Sanjay has directed the Osler Medical Training Program since 2011 and is known by many to be an esteemed leader. An Osler resident himself, he came to Hopkins in 1998 and served as an assistant chief of service before joining the part-time faculty in 2008. Alongside his position at Hopkins, he helped direct the pulmonary and critical care fellowship, the medical intensive care unit and the internal medicine residency program at Washington Hospital Center. His research focuses on graduate medical education, and his study on duty hour policies was recently published in the New England Journal of Medicine.

What are you most excited about now and for the future?

Our goal is always to develop leaders in medicine. We define this broadly, expanding on our traditional focus on bedside medicine and physician science to include global health, patient safety, data science, policy and healthcare delivery. I believe we need physicians to focus on these disciplines to help shape the best possible future. And who better than a Hopkins-trained physician?

I am also excited by our renewed focus on the foundational principles of medicine—specifically our return to the bedside integrating new technologies and methods of teaching, and our investment in aspiring physician scientists. These attributes of a physician—bedside care and curiosity—are fundamentally human attributes. They cannot be replaced by technology, and they provide us with priceless moments of inspiration.

What obstacles do you foresee?

The greatest obstacle to training physician leaders is providing a nurturing environment with the right amount of clinical and scholarly exposure, mental space and support to succeed. This is so challenging because of the many variables outside of our programs that influence them. A few examples are the increasing operational constraints in academic medical centers, insatiable volumes of highly complex patients, increasing barriers to improved patient health outside of the hospital and clinics and increasing complexities of personal life. These, and other, obstacles cumulate to create yet another obstacle: physician burnout.
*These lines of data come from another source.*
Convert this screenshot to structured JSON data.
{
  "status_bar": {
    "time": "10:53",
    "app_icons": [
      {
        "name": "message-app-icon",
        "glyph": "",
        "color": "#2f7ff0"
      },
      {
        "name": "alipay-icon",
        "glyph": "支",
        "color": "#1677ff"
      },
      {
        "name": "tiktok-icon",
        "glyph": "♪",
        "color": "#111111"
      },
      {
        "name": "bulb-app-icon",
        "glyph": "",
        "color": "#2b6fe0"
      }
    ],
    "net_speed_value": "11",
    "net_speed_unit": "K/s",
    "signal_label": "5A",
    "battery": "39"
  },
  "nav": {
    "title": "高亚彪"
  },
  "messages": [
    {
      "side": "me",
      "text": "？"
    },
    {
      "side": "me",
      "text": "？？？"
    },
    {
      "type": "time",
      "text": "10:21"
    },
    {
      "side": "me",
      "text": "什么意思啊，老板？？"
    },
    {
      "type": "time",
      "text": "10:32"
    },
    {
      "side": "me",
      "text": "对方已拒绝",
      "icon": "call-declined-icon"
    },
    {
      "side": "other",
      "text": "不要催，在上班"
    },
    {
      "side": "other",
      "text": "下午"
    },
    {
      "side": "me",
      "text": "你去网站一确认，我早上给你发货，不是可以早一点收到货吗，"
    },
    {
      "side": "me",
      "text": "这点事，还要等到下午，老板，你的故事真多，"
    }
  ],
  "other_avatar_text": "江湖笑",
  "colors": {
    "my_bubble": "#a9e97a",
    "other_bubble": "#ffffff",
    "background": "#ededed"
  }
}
How do you plan to overcome these obstacles?

I believe deliberate and thoughtful restructuring of the program elements we can control is crucial, in parallel with a careful assessment of the drivers of physician burnout. For programs, we should ensure our residents spend time in the most high-value activities. To me, these are activities that develop the skills they will need to be leaders in the future. This requires a facility with emerging technologies, literacy in data science, exceptional skills in clinical reasoning and patient-centered care, and appreciation of scientific literature. There also should be sufficient degrees of freedom in a resident’s training to enable personalization and competency-based advancement. Finally, we need to develop skills that allow us to care for patients where they are in the community as opposed to only in our clinics and hospitals—this would better our future.

What are your hopes for the inaugural retreat?
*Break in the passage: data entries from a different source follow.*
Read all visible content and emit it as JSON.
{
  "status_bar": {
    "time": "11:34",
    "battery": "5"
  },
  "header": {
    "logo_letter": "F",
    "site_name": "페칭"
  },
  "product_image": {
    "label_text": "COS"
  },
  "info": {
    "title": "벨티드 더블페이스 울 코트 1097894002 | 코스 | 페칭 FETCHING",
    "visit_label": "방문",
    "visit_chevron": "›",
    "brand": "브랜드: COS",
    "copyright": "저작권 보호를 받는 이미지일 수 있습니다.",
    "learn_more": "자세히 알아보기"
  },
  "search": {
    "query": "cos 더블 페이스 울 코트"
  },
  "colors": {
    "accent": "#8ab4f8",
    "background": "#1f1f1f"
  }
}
I hope we reignite a passion in our current educators and learners to find innovative and exciting methods to move forward. I hope we inspire those who have not thought as much about education to engage with us more. And finally, I hope people come!

Tune in next Friday for an interview with Erica Johnson, program director of the Internal Medicine Residency Program at Bayview.


Mark Anderson